Noodling Around Tokyo
Keika Ramen This was random ramen, my first proper meal (7-Eleven doesn’t count) in Tokyo. I managed to order what seemed to be tonkotsu ramen and beer by vending machine photos, though I couldn’t discern what set apart minutely different ramens with different prices on the first row, and considered this a success. This bowl was like $6. I don’t think I encountered a bowl more than $10 even at nicer places.
Nogata Hope The soundtrack at this sort of modern ramen-ya near my airbnb (English menus, lots of wood–actually, wooden slabs and tree trunks were used all over Tokyo restaurants and bars) was one of many auditory quirks that I will continue to document. So many restaurants played incongruous music. But I couldn’t for the life of me remember who sang “More Than Words” and my pocket wifi (such a great invention) ran out of a charge. Duh, Extreme. I was also introduced the concept of byob (bringing your own bibs), as a father donned one he whipped out of his suitcase while his son slurped, earphones on, as well as being asked whether you want your broth fatty or not. I did. This place also had personal garlic presses on the table and pickled, chopped red chiles that seemed more Chinese. The ramen was unctuous–all that fat and chile oil–and great. The gyoza just seemed like Trader Joe’s.
? This ramen was just ok, not horrible at all but less punchy and rich than I had elsewhere, but we chose it for likely the same reason as most of the tourists (Asian, by the way) who’d wandered in from the Senso-Ji shrine: English menus. However, the gyoza were better than Nogata Hope.
Afuri is totally something different due to a citrusy chicken broth that I wasn’t convinced I needed to try until in addition to reading English language odes and recently arrived in Portland press ($14 a bowl! My hometown is officially gone nuts), my good friend’s visiting-from-Japan Tinder date from 1.5 years ago that she brought to my Kentucky Derby party even though it turned out to be platonic and he didn’t speak English that I met for yakitori showed me a photo of Afuri on his phone and said it was good. Ok. And wow, it was. I didn’t have the classic shio (also above) but yuzu ratanmen, skinny noodles, spicy with chile oil, garnished with mizuna and sprinkled with sesame seeds. The nitamago (eggs) were always so perfect everywhere. This was filling, but not gross filling–in fact, I still had room for a pancake-soufflee afterward.

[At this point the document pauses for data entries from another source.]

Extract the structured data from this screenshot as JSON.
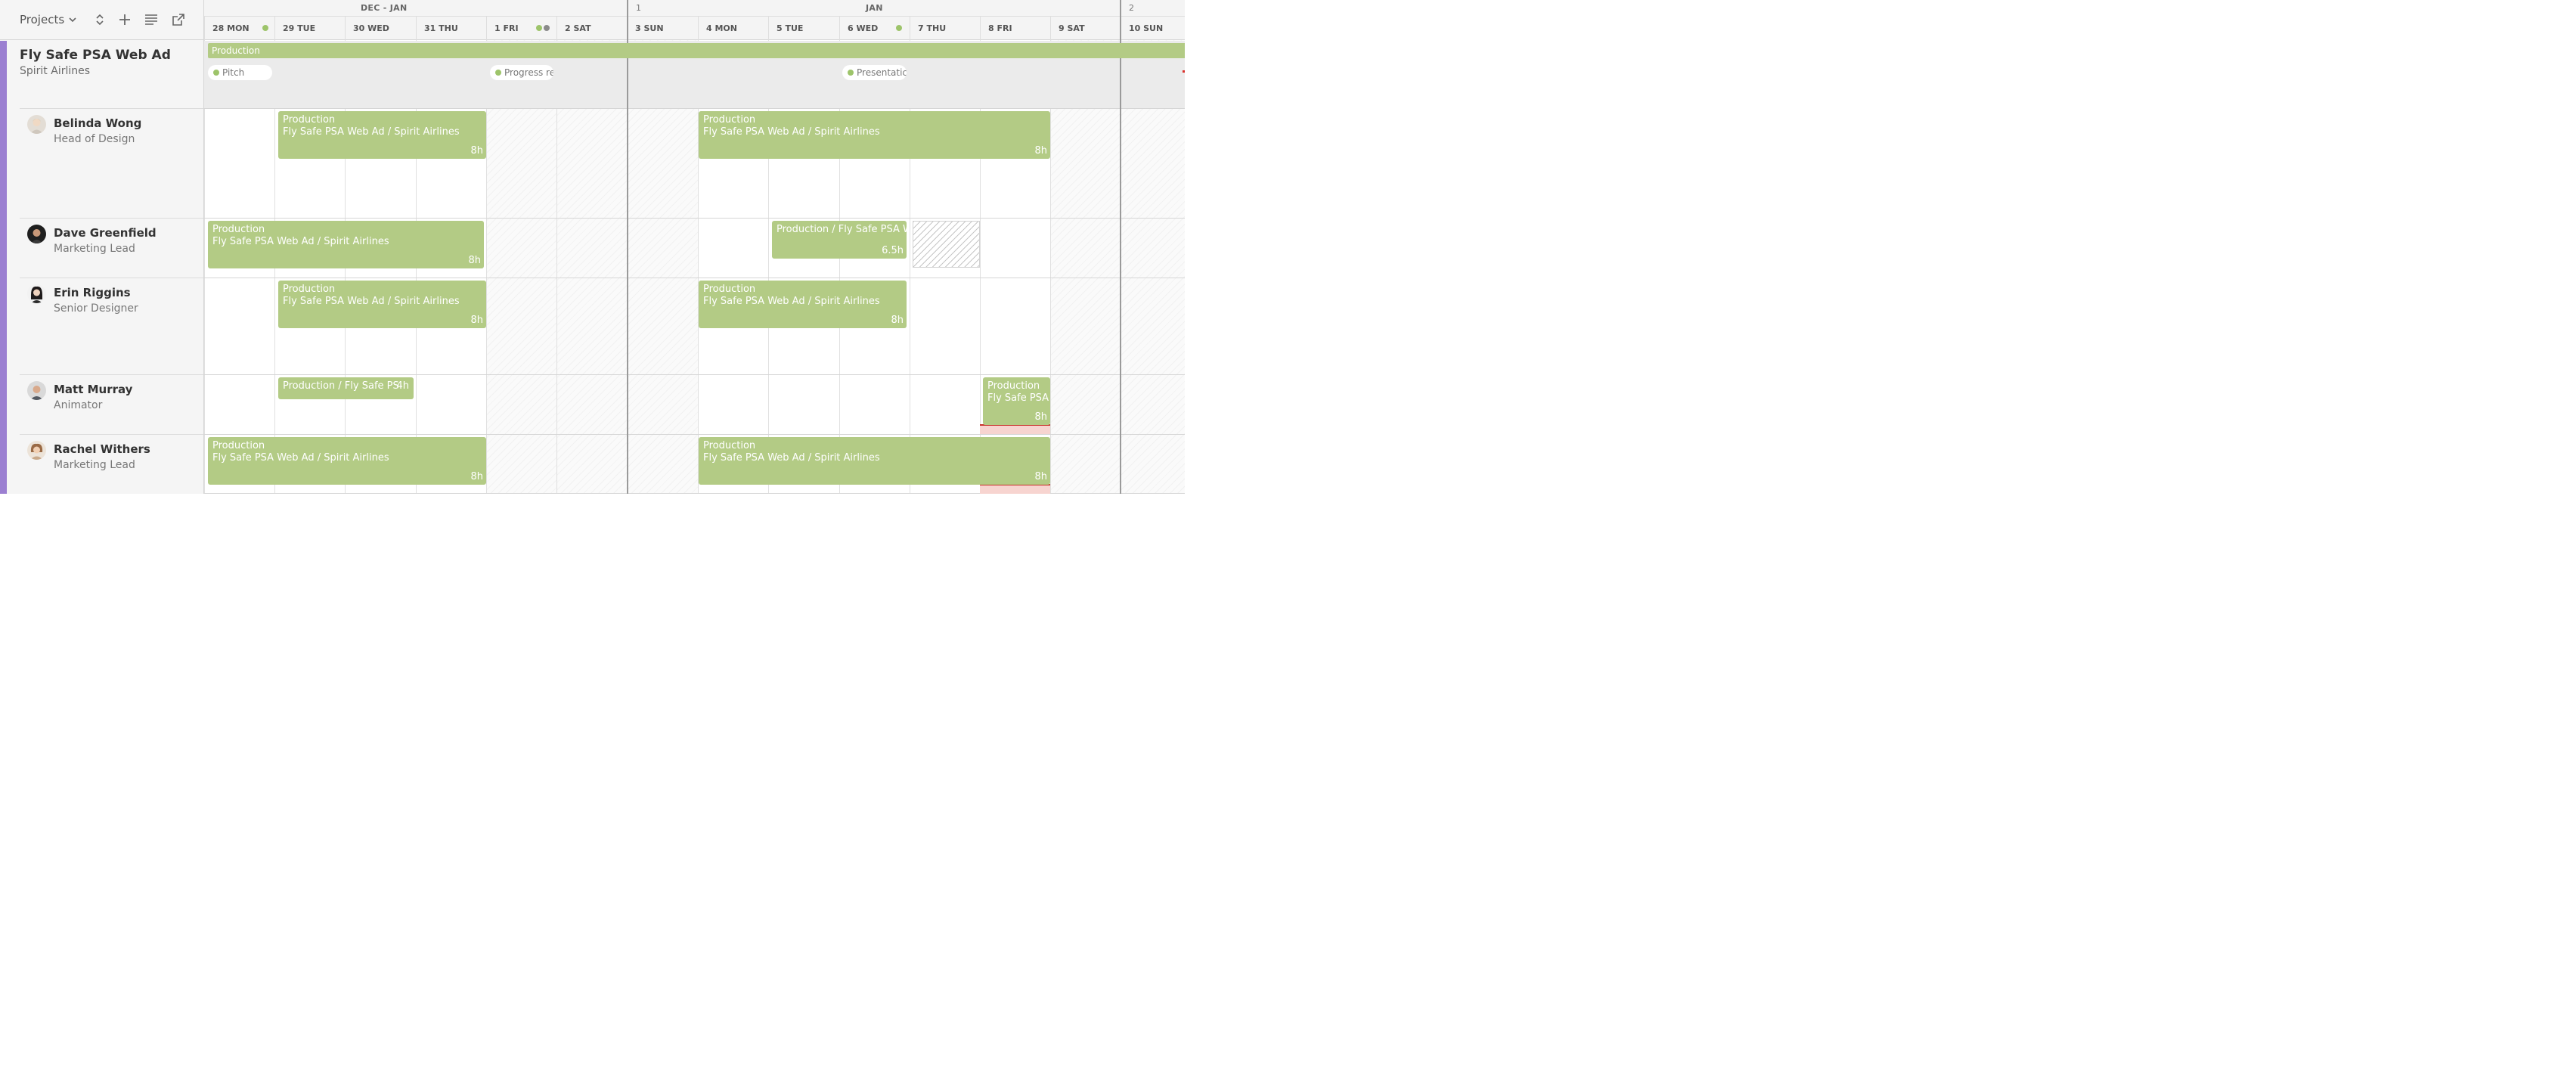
{
  "toolbar": {
    "view_label": "Projects",
    "icons": [
      "chevron-down-icon",
      "expand-collapse-icon",
      "plus-icon",
      "list-icon",
      "external-link-icon"
    ]
  },
  "project": {
    "name": "Fly Safe PSA Web Ad",
    "client": "Spirit Airlines",
    "phase": "Production",
    "milestones": [
      "Pitch",
      "Progress re",
      "Presentatic"
    ]
  },
  "calendar": {
    "month_labels": [
      "DEC - JAN",
      "JAN"
    ],
    "week_numbers": [
      "1",
      "2"
    ],
    "days": [
      {
        "label": "28 MON",
        "weekend": false
      },
      {
        "label": "29 TUE",
        "weekend": false
      },
      {
        "label": "30 WED",
        "weekend": false
      },
      {
        "label": "31 THU",
        "weekend": false
      },
      {
        "label": "1 FRI",
        "weekend": true
      },
      {
        "label": "2 SAT",
        "weekend": true
      },
      {
        "label": "3 SUN",
        "weekend": true
      },
      {
        "label": "4 MON",
        "weekend": false
      },
      {
        "label": "5 TUE",
        "weekend": false
      },
      {
        "label": "6 WED",
        "weekend": false
      },
      {
        "label": "7 THU",
        "weekend": false
      },
      {
        "label": "8 FRI",
        "weekend": false
      },
      {
        "label": "9 SAT",
        "weekend": true
      },
      {
        "label": "10 SUN",
        "weekend": true
      }
    ],
    "header_dot_colors": [
      "#9dc46a",
      "#8a8a8a"
    ]
  },
  "people": [
    {
      "name": "Belinda Wong",
      "role": "Head of Design"
    },
    {
      "name": "Dave Greenfield",
      "role": "Marketing Lead"
    },
    {
      "name": "Erin Riggins",
      "role": "Senior Designer"
    },
    {
      "name": "Matt Murray",
      "role": "Animator"
    },
    {
      "name": "Rachel Withers",
      "role": "Marketing Lead"
    }
  ],
  "allocations": {
    "phase": "Production",
    "subtitle": "Fly Safe PSA Web Ad / Spirit Airlines",
    "inline_short": "Production / Fly Safe PS",
    "inline_medium": "Production / Fly Safe PSA W",
    "subtitle_short": "Fly Safe PSA",
    "hours_8": "8h",
    "hours_6_5": "6.5h",
    "hours_4": "4h"
  },
  "colors": {
    "accent": "#9b7fd1",
    "allocation": "#b3cb85",
    "overload": "#c8322b"
  }
}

In NYC this would be a shitshow, but the lines are orderly (I just beat the line and only had one woman in front of me), you use a vending machine, hand your ticket to a cook behind the bar seating, stand around and feel no stress to assert your position even though there isn’t a hostess to keep track and yet it all works. Only once did I see someone think it was a free for all when a diner got up, and a cook/kind-of-host called the rightful next-diners over. Counter stools (always with a place to store your bag underneath) and coat hooks prevent clutter. Cooks start preparing your ramen as you sit down. This ramen was $8. Seriously.

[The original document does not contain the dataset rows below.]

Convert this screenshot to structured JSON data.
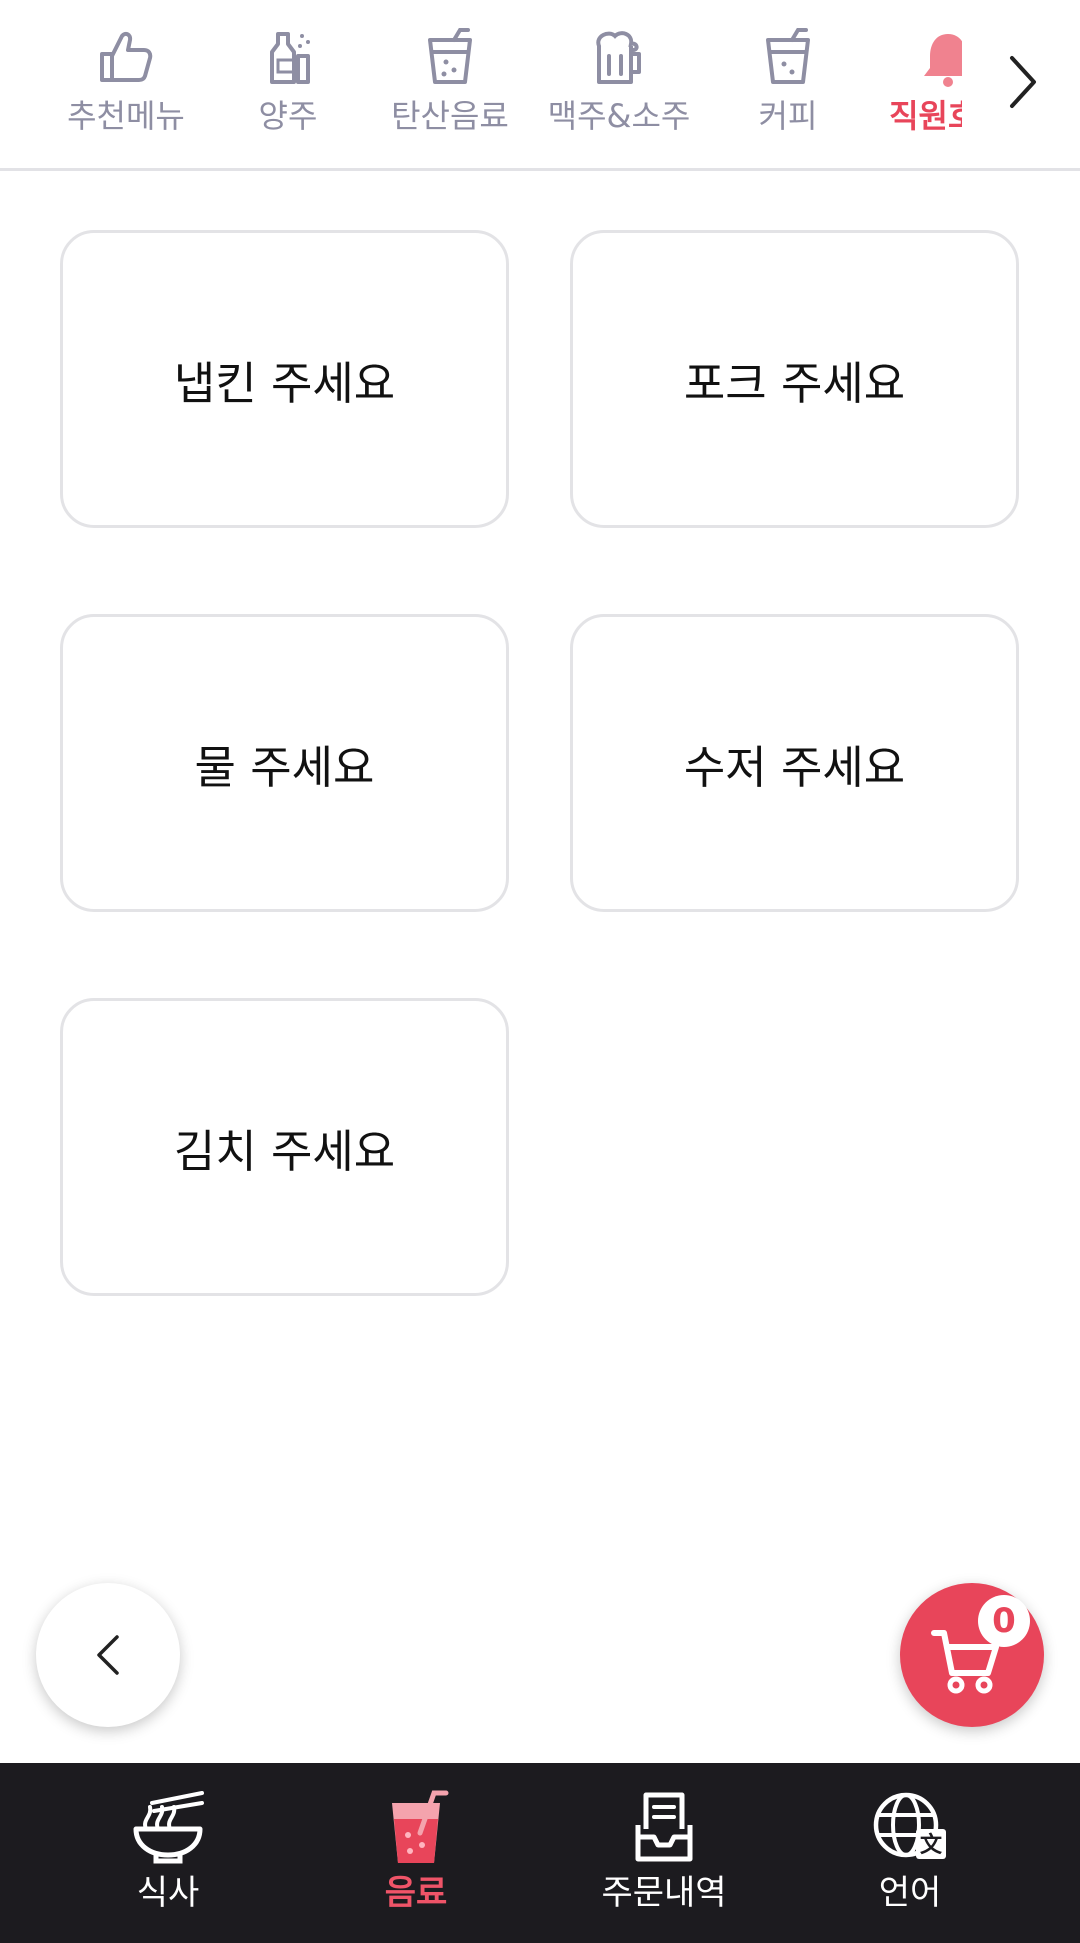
{
  "categories": [
    {
      "label": "추천메뉴",
      "icon": "thumbs-up-icon",
      "active": false
    },
    {
      "label": "양주",
      "icon": "liquor-bottle-icon",
      "active": false
    },
    {
      "label": "탄산음료",
      "icon": "soda-cup-icon",
      "active": false
    },
    {
      "label": "맥주&소주",
      "icon": "beer-mug-icon",
      "active": false
    },
    {
      "label": "커피",
      "icon": "coffee-cup-icon",
      "active": false
    },
    {
      "label": "직원호출",
      "icon": "bell-icon",
      "active": true
    }
  ],
  "requests": [
    {
      "label": "냅킨 주세요"
    },
    {
      "label": "포크 주세요"
    },
    {
      "label": "물 주세요"
    },
    {
      "label": "수저 주세요"
    },
    {
      "label": "김치 주세요"
    }
  ],
  "cart": {
    "count": "0"
  },
  "bottom_nav": [
    {
      "label": "식사",
      "icon": "noodle-bowl-icon",
      "active": false
    },
    {
      "label": "음료",
      "icon": "drink-cup-icon",
      "active": true
    },
    {
      "label": "주문내역",
      "icon": "order-tray-icon",
      "active": false
    },
    {
      "label": "언어",
      "icon": "globe-translate-icon",
      "active": false
    }
  ],
  "colors": {
    "accent": "#e8455a",
    "category_inactive": "#8e8ea3",
    "nav_background": "#1c1b1f",
    "card_border": "#e3e3e6"
  }
}
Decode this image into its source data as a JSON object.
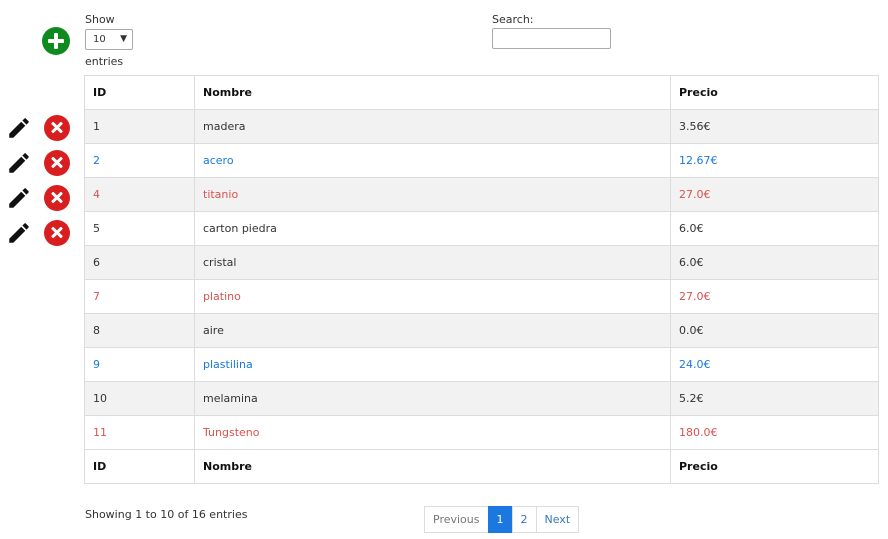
{
  "controls": {
    "show_label": "Show",
    "length_value": "10",
    "entries_label": "entries",
    "search_label": "Search:",
    "search_value": ""
  },
  "table": {
    "headers": [
      "ID",
      "Nombre",
      "Precio"
    ],
    "rows": [
      {
        "id": "1",
        "nombre": "madera",
        "precio": "3.56€",
        "color": "#333333"
      },
      {
        "id": "2",
        "nombre": "acero",
        "precio": "12.67€",
        "color": "#1a78e0"
      },
      {
        "id": "4",
        "nombre": "titanio",
        "precio": "27.0€",
        "color": "#d9534f"
      },
      {
        "id": "5",
        "nombre": "carton piedra",
        "precio": "6.0€",
        "color": "#333333"
      },
      {
        "id": "6",
        "nombre": "cristal",
        "precio": "6.0€",
        "color": "#333333"
      },
      {
        "id": "7",
        "nombre": "platino",
        "precio": "27.0€",
        "color": "#d9534f"
      },
      {
        "id": "8",
        "nombre": "aire",
        "precio": "0.0€",
        "color": "#333333"
      },
      {
        "id": "9",
        "nombre": "plastilina",
        "precio": "24.0€",
        "color": "#1a78e0"
      },
      {
        "id": "10",
        "nombre": "melamina",
        "precio": "5.2€",
        "color": "#333333"
      },
      {
        "id": "11",
        "nombre": "Tungsteno",
        "precio": "180.0€",
        "color": "#d9534f"
      }
    ]
  },
  "row_actions": {
    "count": 4,
    "edit_icon": "pencil-icon",
    "delete_icon": "delete-icon",
    "delete_color": "#d81e1e"
  },
  "add_icon": {
    "name": "add-circle-icon",
    "color": "#0f8a1f"
  },
  "footer": {
    "info": "Showing 1 to 10 of 16 entries",
    "previous": "Previous",
    "pages": [
      "1",
      "2"
    ],
    "active_page": "1",
    "next": "Next"
  }
}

Itteki Hassen-ya I really prefer udon to ramen. More chewy, more diverse. I wanted to go to TsuroTonTan on my last night but it the last order was 8pm on Sunday and I couldn’t get it together in the rain. Shin, plan B, had a line, other places at eye level in Shinjuku were empty, seemed like chains (yes, TsuroTonTan is a chain) none were promising, so I took a chance on an upstairs venue, no English name (but brought to it by Yelp based on a distance search–Yelp was helpful in that way, more so than Google explore) menus, or speakers, all cigarette smokey, and it was a great send off. It might of seemed unorthodox to order a cold udon on a cool night (the chef warned me) but I’m always hot and I wanted tempura. Ebi ten bukkake was no joke.